So what is considered mismanagement of community property under California family law? The seminal case on this issue is Marriage of Duffy, (2001) 91 Cal.App. 4th 926. In this case, the trial court awarded Wife damages of $400,684 due to Husband’s investments of community monies held in an IRA that led to the community sustaining losses. The trial court considered the evidence before it and determined that Wife had asked Husband about investments, and Husband was “dismissive” in his answers. The record also demonstrated that Wife had been aware of Husband’s investments, and even signed purchase agreements. On appeal, the court found that Husband had not violated his fiduciary duties. In reaching this result, the court analyzed the legislative history of enforced duties between spouses, and concluded that the legislative intent was not to impose the “prudent investor rule” upon spouses when managing community property. In other words, spouses owe a duty of loyalty and good faith when managing community property, but do not owe a duty of care.

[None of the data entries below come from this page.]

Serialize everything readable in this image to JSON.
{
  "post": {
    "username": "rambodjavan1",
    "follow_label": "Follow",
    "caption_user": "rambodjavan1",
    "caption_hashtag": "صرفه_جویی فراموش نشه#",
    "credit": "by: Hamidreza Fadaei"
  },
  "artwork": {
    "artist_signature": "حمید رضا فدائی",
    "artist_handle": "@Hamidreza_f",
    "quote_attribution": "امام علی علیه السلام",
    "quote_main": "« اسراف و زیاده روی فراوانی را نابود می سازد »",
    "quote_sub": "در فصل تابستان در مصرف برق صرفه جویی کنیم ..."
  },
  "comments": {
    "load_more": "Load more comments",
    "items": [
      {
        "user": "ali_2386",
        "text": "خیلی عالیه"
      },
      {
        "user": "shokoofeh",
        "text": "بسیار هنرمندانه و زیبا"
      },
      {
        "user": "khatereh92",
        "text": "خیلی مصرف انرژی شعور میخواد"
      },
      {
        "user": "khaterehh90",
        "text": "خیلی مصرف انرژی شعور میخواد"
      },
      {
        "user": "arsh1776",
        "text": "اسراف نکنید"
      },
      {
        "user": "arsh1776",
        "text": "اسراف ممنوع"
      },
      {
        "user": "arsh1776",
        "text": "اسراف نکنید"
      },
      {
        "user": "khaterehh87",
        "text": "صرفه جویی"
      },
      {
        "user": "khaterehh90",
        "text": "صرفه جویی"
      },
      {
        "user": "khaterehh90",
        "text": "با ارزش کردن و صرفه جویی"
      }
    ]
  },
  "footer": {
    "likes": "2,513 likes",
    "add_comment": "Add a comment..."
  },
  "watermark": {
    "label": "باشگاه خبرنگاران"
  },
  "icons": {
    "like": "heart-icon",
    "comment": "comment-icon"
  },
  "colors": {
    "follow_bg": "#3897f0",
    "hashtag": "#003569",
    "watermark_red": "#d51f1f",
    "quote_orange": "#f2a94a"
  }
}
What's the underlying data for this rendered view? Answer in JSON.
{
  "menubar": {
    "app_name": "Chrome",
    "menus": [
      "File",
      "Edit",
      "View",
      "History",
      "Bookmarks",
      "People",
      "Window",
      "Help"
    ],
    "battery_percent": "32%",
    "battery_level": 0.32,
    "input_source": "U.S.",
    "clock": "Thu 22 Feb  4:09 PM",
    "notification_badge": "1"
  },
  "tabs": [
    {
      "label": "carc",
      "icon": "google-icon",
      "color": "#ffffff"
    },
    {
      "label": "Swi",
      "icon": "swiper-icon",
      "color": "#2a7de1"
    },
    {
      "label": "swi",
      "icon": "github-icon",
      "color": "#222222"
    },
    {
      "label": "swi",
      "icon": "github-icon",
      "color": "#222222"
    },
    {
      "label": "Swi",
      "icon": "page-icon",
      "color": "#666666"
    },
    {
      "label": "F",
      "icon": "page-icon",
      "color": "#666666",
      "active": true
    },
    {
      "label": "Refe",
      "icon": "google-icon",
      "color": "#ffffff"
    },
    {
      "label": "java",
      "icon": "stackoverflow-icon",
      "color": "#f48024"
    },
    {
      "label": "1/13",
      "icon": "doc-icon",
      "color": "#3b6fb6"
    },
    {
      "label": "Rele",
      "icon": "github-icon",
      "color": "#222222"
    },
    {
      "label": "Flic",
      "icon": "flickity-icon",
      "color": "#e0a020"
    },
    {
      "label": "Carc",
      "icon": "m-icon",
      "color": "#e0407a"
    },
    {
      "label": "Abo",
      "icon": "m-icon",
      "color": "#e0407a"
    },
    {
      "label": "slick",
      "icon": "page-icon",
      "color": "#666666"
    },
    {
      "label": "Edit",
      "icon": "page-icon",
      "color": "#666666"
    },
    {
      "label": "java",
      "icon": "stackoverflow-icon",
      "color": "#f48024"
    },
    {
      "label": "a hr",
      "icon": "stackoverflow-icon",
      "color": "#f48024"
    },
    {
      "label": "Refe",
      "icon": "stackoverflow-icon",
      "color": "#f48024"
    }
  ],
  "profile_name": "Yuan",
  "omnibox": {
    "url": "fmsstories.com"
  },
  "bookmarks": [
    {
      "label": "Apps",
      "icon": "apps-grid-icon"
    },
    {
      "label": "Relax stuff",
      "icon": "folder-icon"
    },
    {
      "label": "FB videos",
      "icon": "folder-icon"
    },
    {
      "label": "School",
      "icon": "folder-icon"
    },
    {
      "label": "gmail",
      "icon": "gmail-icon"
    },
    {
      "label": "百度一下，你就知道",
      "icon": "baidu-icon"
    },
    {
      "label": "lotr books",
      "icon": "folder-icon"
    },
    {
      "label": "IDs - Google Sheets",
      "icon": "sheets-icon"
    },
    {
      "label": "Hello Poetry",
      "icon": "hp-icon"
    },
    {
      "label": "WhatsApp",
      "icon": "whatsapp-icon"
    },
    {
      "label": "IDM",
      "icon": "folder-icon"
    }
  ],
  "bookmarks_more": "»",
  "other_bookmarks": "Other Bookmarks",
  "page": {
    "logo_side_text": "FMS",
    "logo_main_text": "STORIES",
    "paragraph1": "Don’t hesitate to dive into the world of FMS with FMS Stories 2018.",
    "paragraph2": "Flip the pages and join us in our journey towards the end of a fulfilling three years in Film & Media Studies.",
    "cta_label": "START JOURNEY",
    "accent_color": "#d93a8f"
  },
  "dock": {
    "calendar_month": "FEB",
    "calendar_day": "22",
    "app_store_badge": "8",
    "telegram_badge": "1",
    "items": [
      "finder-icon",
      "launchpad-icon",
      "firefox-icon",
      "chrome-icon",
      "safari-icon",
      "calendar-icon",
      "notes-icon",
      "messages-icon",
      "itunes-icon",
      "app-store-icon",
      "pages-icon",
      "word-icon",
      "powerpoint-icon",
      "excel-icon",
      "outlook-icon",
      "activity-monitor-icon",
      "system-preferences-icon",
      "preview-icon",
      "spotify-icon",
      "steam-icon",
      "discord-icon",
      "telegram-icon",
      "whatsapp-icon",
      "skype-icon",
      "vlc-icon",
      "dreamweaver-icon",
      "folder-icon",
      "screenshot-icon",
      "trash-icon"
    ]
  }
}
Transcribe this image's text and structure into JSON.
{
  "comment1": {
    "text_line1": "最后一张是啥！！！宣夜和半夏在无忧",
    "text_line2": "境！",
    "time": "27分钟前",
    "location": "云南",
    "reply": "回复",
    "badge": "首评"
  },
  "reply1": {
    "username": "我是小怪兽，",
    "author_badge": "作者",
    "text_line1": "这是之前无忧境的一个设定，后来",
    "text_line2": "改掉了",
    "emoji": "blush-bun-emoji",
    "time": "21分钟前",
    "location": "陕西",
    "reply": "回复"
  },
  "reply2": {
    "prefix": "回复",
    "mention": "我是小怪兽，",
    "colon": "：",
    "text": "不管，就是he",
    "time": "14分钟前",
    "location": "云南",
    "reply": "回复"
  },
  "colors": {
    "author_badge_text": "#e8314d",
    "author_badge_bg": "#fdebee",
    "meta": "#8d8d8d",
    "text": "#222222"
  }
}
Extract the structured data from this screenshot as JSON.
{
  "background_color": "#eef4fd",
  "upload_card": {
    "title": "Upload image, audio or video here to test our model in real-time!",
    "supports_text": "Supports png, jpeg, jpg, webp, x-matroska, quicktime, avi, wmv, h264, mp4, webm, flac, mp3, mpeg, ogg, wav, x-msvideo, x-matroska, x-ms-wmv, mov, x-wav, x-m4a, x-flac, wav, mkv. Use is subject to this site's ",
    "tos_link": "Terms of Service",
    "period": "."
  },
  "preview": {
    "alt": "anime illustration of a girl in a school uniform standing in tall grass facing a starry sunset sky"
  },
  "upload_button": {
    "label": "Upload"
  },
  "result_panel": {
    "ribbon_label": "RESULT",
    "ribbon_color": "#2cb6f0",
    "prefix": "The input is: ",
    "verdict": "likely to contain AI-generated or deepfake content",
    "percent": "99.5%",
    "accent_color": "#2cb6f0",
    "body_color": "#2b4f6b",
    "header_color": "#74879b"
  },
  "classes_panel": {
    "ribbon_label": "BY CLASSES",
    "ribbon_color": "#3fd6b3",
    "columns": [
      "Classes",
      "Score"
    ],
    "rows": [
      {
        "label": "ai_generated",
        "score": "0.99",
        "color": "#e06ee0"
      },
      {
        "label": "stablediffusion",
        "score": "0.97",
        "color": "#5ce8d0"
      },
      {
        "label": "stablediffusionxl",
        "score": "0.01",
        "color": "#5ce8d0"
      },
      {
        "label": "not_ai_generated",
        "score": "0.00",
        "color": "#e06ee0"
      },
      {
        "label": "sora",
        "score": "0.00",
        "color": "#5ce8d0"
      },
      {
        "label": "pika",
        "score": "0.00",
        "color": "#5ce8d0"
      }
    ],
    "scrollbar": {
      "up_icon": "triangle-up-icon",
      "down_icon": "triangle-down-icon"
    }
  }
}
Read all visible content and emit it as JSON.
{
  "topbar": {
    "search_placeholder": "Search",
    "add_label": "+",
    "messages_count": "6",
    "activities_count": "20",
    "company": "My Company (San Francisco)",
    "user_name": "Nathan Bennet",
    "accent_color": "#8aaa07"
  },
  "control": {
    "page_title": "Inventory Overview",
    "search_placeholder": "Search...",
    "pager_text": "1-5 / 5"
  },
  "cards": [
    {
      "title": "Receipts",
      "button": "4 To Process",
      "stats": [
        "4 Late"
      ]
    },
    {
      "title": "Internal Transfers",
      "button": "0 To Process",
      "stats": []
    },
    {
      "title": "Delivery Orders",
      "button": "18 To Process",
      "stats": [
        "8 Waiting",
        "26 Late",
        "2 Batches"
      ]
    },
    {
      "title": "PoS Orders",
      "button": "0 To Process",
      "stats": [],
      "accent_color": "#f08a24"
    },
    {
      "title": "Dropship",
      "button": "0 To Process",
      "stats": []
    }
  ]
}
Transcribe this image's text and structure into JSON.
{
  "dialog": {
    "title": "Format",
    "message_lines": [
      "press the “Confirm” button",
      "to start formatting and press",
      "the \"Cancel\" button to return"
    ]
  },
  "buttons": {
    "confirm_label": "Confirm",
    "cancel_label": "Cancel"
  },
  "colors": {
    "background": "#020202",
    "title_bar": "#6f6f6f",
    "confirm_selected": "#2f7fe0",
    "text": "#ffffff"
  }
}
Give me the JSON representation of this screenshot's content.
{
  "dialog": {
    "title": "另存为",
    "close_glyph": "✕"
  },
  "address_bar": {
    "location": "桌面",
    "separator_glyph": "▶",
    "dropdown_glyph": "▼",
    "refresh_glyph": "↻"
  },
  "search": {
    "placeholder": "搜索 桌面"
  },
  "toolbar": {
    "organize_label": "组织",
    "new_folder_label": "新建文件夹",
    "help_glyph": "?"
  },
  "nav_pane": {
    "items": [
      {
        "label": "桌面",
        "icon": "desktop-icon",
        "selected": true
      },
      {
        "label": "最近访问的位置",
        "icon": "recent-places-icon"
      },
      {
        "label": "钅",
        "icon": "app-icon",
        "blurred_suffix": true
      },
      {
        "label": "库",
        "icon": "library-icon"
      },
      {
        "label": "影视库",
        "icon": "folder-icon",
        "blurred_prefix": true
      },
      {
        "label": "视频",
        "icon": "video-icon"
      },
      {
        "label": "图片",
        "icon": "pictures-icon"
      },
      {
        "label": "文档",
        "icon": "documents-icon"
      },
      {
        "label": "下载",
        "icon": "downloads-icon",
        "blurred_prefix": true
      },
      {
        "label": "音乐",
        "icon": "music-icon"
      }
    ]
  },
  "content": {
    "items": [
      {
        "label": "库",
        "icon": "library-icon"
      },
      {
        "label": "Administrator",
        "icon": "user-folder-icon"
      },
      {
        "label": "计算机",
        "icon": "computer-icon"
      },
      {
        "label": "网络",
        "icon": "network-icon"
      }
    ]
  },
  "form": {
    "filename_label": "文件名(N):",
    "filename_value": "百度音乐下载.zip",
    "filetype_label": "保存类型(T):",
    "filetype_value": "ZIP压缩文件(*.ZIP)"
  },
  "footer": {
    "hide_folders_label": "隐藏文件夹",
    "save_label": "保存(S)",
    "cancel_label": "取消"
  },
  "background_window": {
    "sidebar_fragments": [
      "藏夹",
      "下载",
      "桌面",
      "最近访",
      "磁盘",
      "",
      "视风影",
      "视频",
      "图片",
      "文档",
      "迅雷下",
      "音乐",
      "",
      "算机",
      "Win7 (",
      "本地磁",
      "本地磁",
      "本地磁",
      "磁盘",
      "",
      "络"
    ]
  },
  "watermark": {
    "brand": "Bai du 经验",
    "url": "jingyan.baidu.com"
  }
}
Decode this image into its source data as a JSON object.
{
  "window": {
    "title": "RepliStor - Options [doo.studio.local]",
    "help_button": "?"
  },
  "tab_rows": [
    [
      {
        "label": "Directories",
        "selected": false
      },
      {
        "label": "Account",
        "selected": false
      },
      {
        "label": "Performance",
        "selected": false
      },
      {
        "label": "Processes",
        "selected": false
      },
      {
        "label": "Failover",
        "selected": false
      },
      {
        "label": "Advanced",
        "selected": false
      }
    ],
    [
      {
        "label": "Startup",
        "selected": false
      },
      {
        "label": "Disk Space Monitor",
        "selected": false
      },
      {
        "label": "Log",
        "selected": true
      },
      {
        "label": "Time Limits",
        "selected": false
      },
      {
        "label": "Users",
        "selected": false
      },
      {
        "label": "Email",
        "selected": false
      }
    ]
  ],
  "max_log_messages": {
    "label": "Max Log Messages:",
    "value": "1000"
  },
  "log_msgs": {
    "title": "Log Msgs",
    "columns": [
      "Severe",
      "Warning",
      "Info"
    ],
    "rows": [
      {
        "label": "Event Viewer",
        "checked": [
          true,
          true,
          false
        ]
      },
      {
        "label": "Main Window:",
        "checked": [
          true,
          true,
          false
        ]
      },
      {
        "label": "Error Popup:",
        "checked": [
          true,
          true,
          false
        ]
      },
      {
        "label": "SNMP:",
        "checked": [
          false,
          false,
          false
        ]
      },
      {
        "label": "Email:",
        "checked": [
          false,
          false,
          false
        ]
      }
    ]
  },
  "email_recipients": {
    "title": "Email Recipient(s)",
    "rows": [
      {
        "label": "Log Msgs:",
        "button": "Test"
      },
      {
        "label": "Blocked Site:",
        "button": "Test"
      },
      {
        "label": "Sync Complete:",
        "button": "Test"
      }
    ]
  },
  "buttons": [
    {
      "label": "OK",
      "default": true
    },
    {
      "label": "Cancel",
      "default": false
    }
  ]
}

Family Code section 721 defines the duty owed between spouses as the same as owed between business partners, and specifically references California Corporations code section 16404. Subsection (c) states that “a partner’s duty of care…in the conduct of…partnership business is limited to refraining from engaging in grossly negligent or reckless conduct, intentional misconduct or a knowing violation of the law.”(Emphasis added). The rule in Duffy, Family Code section 721 and California Corporations Code section 16404 enables spouses to make investment decisions in managing community property, so long as the decisions are not grossly negligent, reckless, or knowingly violate the law. Simply losing money in an investment by itself does not amount to a breach of fiduciary duty.
While the law somewhat relieves the managing spouse from the strict application of the prudent investor rule, it’s always a good idea to consult with a family law attorney prior to making any major decisions regarding the management of community property, particularly post-separation and prior to the division of the community assets and debts. The attorney’s advice may vary, depending on the facts of the case.
[It should be noted that the fiduciary duty of management of community assets is dictated by different rules than the fiduciary duty of disclosure. For a discussion of the importance of full and accurate disclosures in divorce, click here.]